Each player gets dealt 5 cards face down. If any player sinks a ball, then all players may reveal and discard the corresponding card. Whoever plays all his cards first, wins. For example, on my turn, I may have an 8. If I shoot and make the 8, I play my 8 card, but the other players also get to play their 8 if they have one (or several for that matter).
The game is actually quite interesting tactically, because you can actually figure out the contents of your opponents' hands by observing which shots they attempt (if you are relatively sober).
There is quite a bit of defense. In fact, sinking a ball for which you didn't have the card, or fouling in any way meant you had to take an extra card from the deck (and if that one had already been played, too bad for you!). Unfortunately I only won 1 rack and came out down about $12 after 2+ hours of play, not so bad for such an experience. The locals were super friendly and happy to try to teach the game (and to take my money).

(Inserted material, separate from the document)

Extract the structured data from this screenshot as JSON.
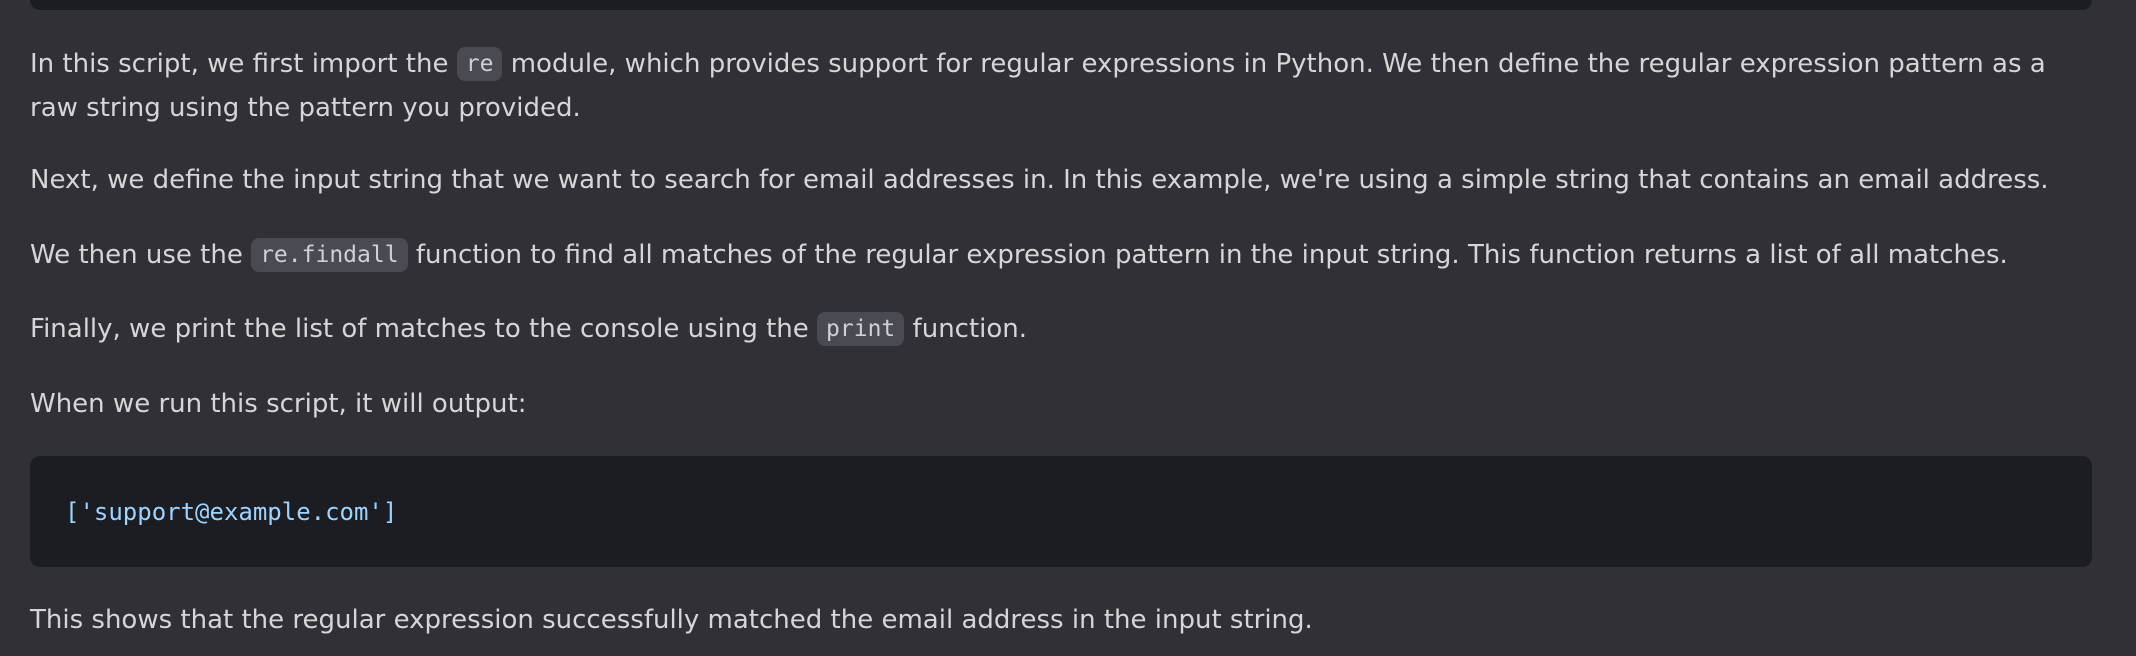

The whole crew

I leave you with a Ko Chang spicy soup pr0n selection. Can you name them all?

Wednesday, November 2, 2011

Gambling in Bangkok

After 3 weeks in adventurer mode through Ethiopia, a dramatic reversal of lifestyle seemed appropriate.
Addis Ababa -> Bahrain, Bahrain -> Uneventful
Bahrain, Bahrain -> Bangkok : Secured the "ghetto upgrade" (you are on a giant aircraft and the flight is so empty you can claim and entire central isle) :

The elusive ghetto upgrade
Coca-cola in Arabic
List of things I learned between Bahrain and Bangkok :

  • Coca-cola is still identifiable as Coca-cola by westerners when written in Arabic
  • The average Greek sexpat to Thailand doesn't believe that Greece is at fault in the Eurozone crisis
  • The average German ecotourist is profoundly upset with Greece
  • Walking out of a plane in Bahrain, three temperatures - normal plane temp,  followed inside-a-steel-walkway-in-the-desert-heat, and finally ICE FRIGGIN COLD air-conned airport luxury overload does not help with jetlag
  • Most taxis in Bangkok are hot pink. Very hot.

Bangkok for me consisted mostly of having an upset stomach and moving up in pad-thai spice-level. Also, I found a pool scene. 

What Jim looks like when he's 2 ahead in a race to 5 for 1,000
Pool in Bangkok is mostly drunk farangs trying to impress Thai prostitutes for reasons that escape me. Redeemingly, for this young but storied city, it's winner stays on (read carefully you silly Frenchmen, you are the only nation in which I've never see a winner-stays-on table!). This means you can put your name up on the board, and wait till your turn to dispatch, one by one, a legion of drunk bangers. Each rack, the loser pays about $0.50 after losing and the winner breaks the next rack. Rules alternate between British style 2-shots-on-foul and  the less insane "ball in hand" rules more familiar to American players, but either way, the rules are enforced by a neutral cohort of bar-employed racker girls who actually know their job well.
I was in one of these bars, winning hard, when Jim came along and played some instantly recognizable "serious pool". After he beat me he asked if I would gamble, for minimum 1,000 Baht. So we went to a nearby and more serious pool hall that I had previously scouted out. I played some of the most fun big table 8-ball in my life and came out exactly even after about 4 hours of play. 

After Bangkok, it was time to find the famed island paradise of Koh Chang - for next post!

Monday, October 31, 2011

Alien Earth - The Dallol volcanic explosion crater

Green lakes of acid, the lowest subaerial volcanic vents in the world, and sulfur-crusted landscapes combine to create the Dallol volcanic explosion crater.

It's very hot here, sulfur and acid fumes define the olfactory landscape. Gurgling sounds of various frequencies and volume meter the progress of what will become the world's newest ocean in about 10 million years.

In pictures :

The land cruisers put the size of the Danakil salt flats into perspective


Ibrahim, our driver, standing on a stone mushroom

Lake of sulfuric acid

Our Afar guide for the day. He did not bring any water for this trip, unreal.

Hamed Ela